> [Exercise instructions]: In the material below, write out each line word for word and omit the pictures.

> [Input material]:
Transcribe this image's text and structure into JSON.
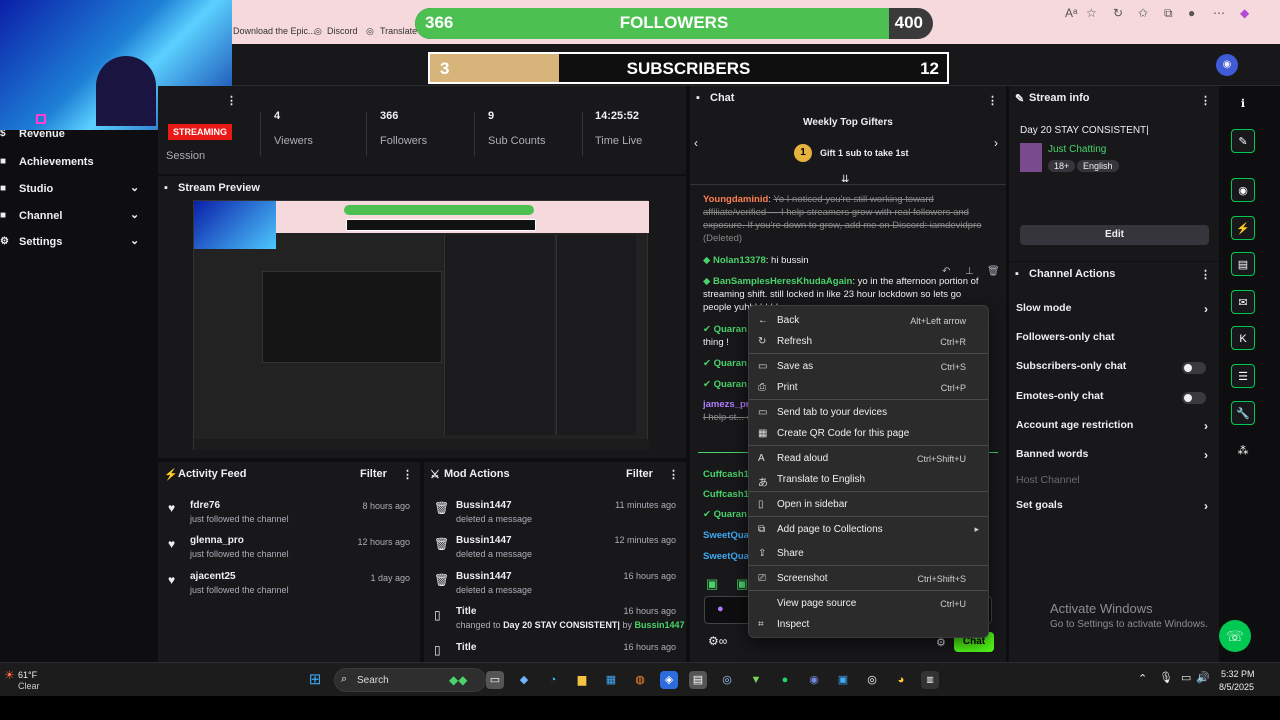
{
  "browser": {
    "bookmarks": [
      "Download the Epic...",
      "Discord",
      "Translate"
    ],
    "toolbar_icons": [
      "read-aloud-icon",
      "favorite-star-icon",
      "refresh-icon",
      "favorites-icon",
      "profile-icon",
      "menu-icon",
      "copilot-icon"
    ]
  },
  "overlay": {
    "followers": {
      "current": "366",
      "label": "FOLLOWERS",
      "goal": "400",
      "progress": 0.915,
      "color": "#4cc152"
    },
    "subscribers": {
      "current": "3",
      "label": "SUBSCRIBERS",
      "goal": "12",
      "progress": 0.25,
      "color": "#d7b57a"
    }
  },
  "sidebar": {
    "items": [
      {
        "label": "Revenue",
        "icon": "dollar-icon",
        "chevron": false
      },
      {
        "label": "Achievements",
        "icon": "trophy-icon",
        "chevron": false
      },
      {
        "label": "Studio",
        "icon": "studio-icon",
        "chevron": true
      },
      {
        "label": "Channel",
        "icon": "channel-icon",
        "chevron": true
      },
      {
        "label": "Settings",
        "icon": "gear-icon",
        "chevron": true
      }
    ]
  },
  "stats": {
    "badge": "STREAMING",
    "session_label": "Session",
    "items": [
      {
        "value": "4",
        "label": "Viewers"
      },
      {
        "value": "366",
        "label": "Followers"
      },
      {
        "value": "9",
        "label": "Sub Counts"
      },
      {
        "value": "14:25:52",
        "label": "Time Live"
      }
    ]
  },
  "preview": {
    "title": "Stream Preview"
  },
  "activity": {
    "title": "Activity Feed",
    "filter": "Filter",
    "rows": [
      {
        "name": "fdre76",
        "sub": "just followed the channel",
        "time": "8 hours ago"
      },
      {
        "name": "glenna_pro",
        "sub": "just followed the channel",
        "time": "12 hours ago"
      },
      {
        "name": "ajacent25",
        "sub": "just followed the channel",
        "time": "1 day ago"
      }
    ]
  },
  "mod": {
    "title": "Mod Actions",
    "filter": "Filter",
    "rows": [
      {
        "name": "Bussin1447",
        "sub": "deleted a message",
        "time": "11 minutes ago"
      },
      {
        "name": "Bussin1447",
        "sub": "deleted a message",
        "time": "12 minutes ago"
      },
      {
        "name": "Bussin1447",
        "sub": "deleted a message",
        "time": "16 hours ago"
      },
      {
        "name": "Title",
        "sub_prefix": "changed to",
        "sub_bold": "Day 20 STAY CONSISTENT|",
        "sub_by": "by",
        "sub_user": "Bussin1447",
        "time": "16 hours ago"
      },
      {
        "name": "Title",
        "sub": "",
        "time": "16 hours ago"
      }
    ]
  },
  "chat": {
    "title": "Chat",
    "gifters_title": "Weekly Top Gifters",
    "gift_rank": "1",
    "gift_text": "Gift 1 sub to take 1st",
    "messages": [
      {
        "user": "Youngdaminid",
        "text": "Yo I noticed you're still working toward affiliate/verified — I help streamers grow with real followers and exposure. If you're down to grow, add me on Discord: iamdevidpro",
        "deleted": "(Deleted)"
      },
      {
        "user": "Nolan13378",
        "text": "hi bussin"
      },
      {
        "user": "BanSamplesHeresKhudaAgain",
        "text": "yo in the afternoon portion of streaming shift. still locked in like 23 hour lockdown so lets go people yuhhhhhhh"
      },
      {
        "user": "Quaran",
        "text": "thing !"
      },
      {
        "user": "Quaran",
        "text": ""
      },
      {
        "user": "Quaran",
        "text": ""
      },
      {
        "user": "jamezs_pro",
        "text": "I help st... down to gr..."
      },
      {
        "user": "Cuffcash10",
        "text": ""
      },
      {
        "user": "Cuffcash10",
        "text": ""
      },
      {
        "user": "Quaran",
        "text": ""
      },
      {
        "user": "SweetQuat",
        "text": ""
      },
      {
        "user": "SweetQuat",
        "text": ""
      }
    ],
    "send_label": "Chat"
  },
  "context_menu": {
    "items": [
      {
        "label": "Back",
        "shortcut": "Alt+Left arrow",
        "icon": "back-arrow-icon"
      },
      {
        "label": "Refresh",
        "shortcut": "Ctrl+R",
        "icon": "refresh-icon"
      },
      {
        "label": "Save as",
        "shortcut": "Ctrl+S",
        "icon": "save-icon"
      },
      {
        "label": "Print",
        "shortcut": "Ctrl+P",
        "icon": "print-icon"
      },
      {
        "label": "Send tab to your devices",
        "shortcut": "",
        "icon": "send-tab-icon"
      },
      {
        "label": "Create QR Code for this page",
        "shortcut": "",
        "icon": "qr-code-icon"
      },
      {
        "label": "Read aloud",
        "shortcut": "Ctrl+Shift+U",
        "icon": "read-aloud-icon"
      },
      {
        "label": "Translate to English",
        "shortcut": "",
        "icon": "translate-icon"
      },
      {
        "label": "Open in sidebar",
        "shortcut": "",
        "icon": "sidebar-icon"
      },
      {
        "label": "Add page to Collections",
        "shortcut": "",
        "icon": "collections-icon"
      },
      {
        "label": "Share",
        "shortcut": "",
        "icon": "share-icon"
      },
      {
        "label": "Screenshot",
        "shortcut": "Ctrl+Shift+S",
        "icon": "screenshot-icon"
      },
      {
        "label": "View page source",
        "shortcut": "Ctrl+U",
        "icon": ""
      },
      {
        "label": "Inspect",
        "shortcut": "",
        "icon": "inspect-icon"
      }
    ]
  },
  "stream_info": {
    "title": "Stream info",
    "stream_title": "Day 20 STAY CONSISTENT|",
    "category": "Just Chatting",
    "tags": [
      "18+",
      "English"
    ],
    "edit_label": "Edit"
  },
  "channel_actions": {
    "title": "Channel Actions",
    "rows": [
      {
        "label": "Slow mode",
        "control": "chevron"
      },
      {
        "label": "Followers-only chat",
        "control": "toggle"
      },
      {
        "label": "Subscribers-only chat",
        "control": "toggle"
      },
      {
        "label": "Emotes-only chat",
        "control": "toggle"
      },
      {
        "label": "Account age restriction",
        "control": "chevron"
      },
      {
        "label": "Banned words",
        "control": "chevron"
      },
      {
        "label": "Host Channel",
        "control": "none"
      },
      {
        "label": "Set goals",
        "control": "chevron"
      }
    ]
  },
  "watermark": {
    "line1": "Activate Windows",
    "line2": "Go to Settings to activate Windows."
  },
  "taskbar": {
    "weather_temp": "61°F",
    "weather_text": "Clear",
    "search_placeholder": "Search",
    "time": "5:32 PM",
    "date": "8/5/2025"
  }
}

> [Output of the task]:
Transcribe this image's text and structure into JSON.
{
  "browser": {
    "bookmarks": [
      "Download the Epic...",
      "Discord",
      "Translate"
    ],
    "toolbar_icons": [
      "read-aloud-icon",
      "favorite-star-icon",
      "refresh-icon",
      "favorites-icon",
      "profile-icon",
      "menu-icon",
      "copilot-icon"
    ]
  },
  "overlay": {
    "followers": {
      "current": "366",
      "label": "FOLLOWERS",
      "goal": "400",
      "progress": 0.915,
      "color": "#4cc152"
    },
    "subscribers": {
      "current": "3",
      "label": "SUBSCRIBERS",
      "goal": "12",
      "progress": 0.25,
      "color": "#d7b57a"
    }
  },
  "sidebar": {
    "items": [
      {
        "label": "Revenue",
        "icon": "dollar-icon",
        "chevron": false
      },
      {
        "label": "Achievements",
        "icon": "trophy-icon",
        "chevron": false
      },
      {
        "label": "Studio",
        "icon": "studio-icon",
        "chevron": true
      },
      {
        "label": "Channel",
        "icon": "channel-icon",
        "chevron": true
      },
      {
        "label": "Settings",
        "icon": "gear-icon",
        "chevron": true
      }
    ]
  },
  "stats": {
    "badge": "STREAMING",
    "session_label": "Session",
    "items": [
      {
        "value": "4",
        "label": "Viewers"
      },
      {
        "value": "366",
        "label": "Followers"
      },
      {
        "value": "9",
        "label": "Sub Counts"
      },
      {
        "value": "14:25:52",
        "label": "Time Live"
      }
    ]
  },
  "preview": {
    "title": "Stream Preview"
  },
  "activity": {
    "title": "Activity Feed",
    "filter": "Filter",
    "rows": [
      {
        "name": "fdre76",
        "sub": "just followed the channel",
        "time": "8 hours ago"
      },
      {
        "name": "glenna_pro",
        "sub": "just followed the channel",
        "time": "12 hours ago"
      },
      {
        "name": "ajacent25",
        "sub": "just followed the channel",
        "time": "1 day ago"
      }
    ]
  },
  "mod": {
    "title": "Mod Actions",
    "filter": "Filter",
    "rows": [
      {
        "name": "Bussin1447",
        "sub": "deleted a message",
        "time": "11 minutes ago"
      },
      {
        "name": "Bussin1447",
        "sub": "deleted a message",
        "time": "12 minutes ago"
      },
      {
        "name": "Bussin1447",
        "sub": "deleted a message",
        "time": "16 hours ago"
      },
      {
        "name": "Title",
        "sub_prefix": "changed to",
        "sub_bold": "Day 20 STAY CONSISTENT|",
        "sub_by": "by",
        "sub_user": "Bussin1447",
        "time": "16 hours ago"
      },
      {
        "name": "Title",
        "sub": "",
        "time": "16 hours ago"
      }
    ]
  },
  "chat": {
    "title": "Chat",
    "gifters_title": "Weekly Top Gifters",
    "gift_rank": "1",
    "gift_text": "Gift 1 sub to take 1st",
    "messages": [
      {
        "user": "Youngdaminid",
        "text": "Yo I noticed you're still working toward affiliate/verified — I help streamers grow with real followers and exposure. If you're down to grow, add me on Discord: iamdevidpro",
        "deleted": "(Deleted)"
      },
      {
        "user": "Nolan13378",
        "text": "hi bussin"
      },
      {
        "user": "BanSamplesHeresKhudaAgain",
        "text": "yo in the afternoon portion of streaming shift. still locked in like 23 hour lockdown so lets go people yuhhhhhhh"
      },
      {
        "user": "Quaran",
        "text": "thing !"
      },
      {
        "user": "Quaran",
        "text": ""
      },
      {
        "user": "Quaran",
        "text": ""
      },
      {
        "user": "jamezs_pro",
        "text": "I help st... down to gr..."
      },
      {
        "user": "Cuffcash10",
        "text": ""
      },
      {
        "user": "Cuffcash10",
        "text": ""
      },
      {
        "user": "Quaran",
        "text": ""
      },
      {
        "user": "SweetQuat",
        "text": ""
      },
      {
        "user": "SweetQuat",
        "text": ""
      }
    ],
    "send_label": "Chat"
  },
  "context_menu": {
    "items": [
      {
        "label": "Back",
        "shortcut": "Alt+Left arrow",
        "icon": "back-arrow-icon"
      },
      {
        "label": "Refresh",
        "shortcut": "Ctrl+R",
        "icon": "refresh-icon"
      },
      {
        "label": "Save as",
        "shortcut": "Ctrl+S",
        "icon": "save-icon"
      },
      {
        "label": "Print",
        "shortcut": "Ctrl+P",
        "icon": "print-icon"
      },
      {
        "label": "Send tab to your devices",
        "shortcut": "",
        "icon": "send-tab-icon"
      },
      {
        "label": "Create QR Code for this page",
        "shortcut": "",
        "icon": "qr-code-icon"
      },
      {
        "label": "Read aloud",
        "shortcut": "Ctrl+Shift+U",
        "icon": "read-aloud-icon"
      },
      {
        "label": "Translate to English",
        "shortcut": "",
        "icon": "translate-icon"
      },
      {
        "label": "Open in sidebar",
        "shortcut": "",
        "icon": "sidebar-icon"
      },
      {
        "label": "Add page to Collections",
        "shortcut": "",
        "icon": "collections-icon"
      },
      {
        "label": "Share",
        "shortcut": "",
        "icon": "share-icon"
      },
      {
        "label": "Screenshot",
        "shortcut": "Ctrl+Shift+S",
        "icon": "screenshot-icon"
      },
      {
        "label": "View page source",
        "shortcut": "Ctrl+U",
        "icon": ""
      },
      {
        "label": "Inspect",
        "shortcut": "",
        "icon": "inspect-icon"
      }
    ]
  },
  "stream_info": {
    "title": "Stream info",
    "stream_title": "Day 20 STAY CONSISTENT|",
    "category": "Just Chatting",
    "tags": [
      "18+",
      "English"
    ],
    "edit_label": "Edit"
  },
  "channel_actions": {
    "title": "Channel Actions",
    "rows": [
      {
        "label": "Slow mode",
        "control": "chevron"
      },
      {
        "label": "Followers-only chat",
        "control": "toggle"
      },
      {
        "label": "Subscribers-only chat",
        "control": "toggle"
      },
      {
        "label": "Emotes-only chat",
        "control": "toggle"
      },
      {
        "label": "Account age restriction",
        "control": "chevron"
      },
      {
        "label": "Banned words",
        "control": "chevron"
      },
      {
        "label": "Host Channel",
        "control": "none"
      },
      {
        "label": "Set goals",
        "control": "chevron"
      }
    ]
  },
  "watermark": {
    "line1": "Activate Windows",
    "line2": "Go to Settings to activate Windows."
  },
  "taskbar": {
    "weather_temp": "61°F",
    "weather_text": "Clear",
    "search_placeholder": "Search",
    "time": "5:32 PM",
    "date": "8/5/2025"
  }
}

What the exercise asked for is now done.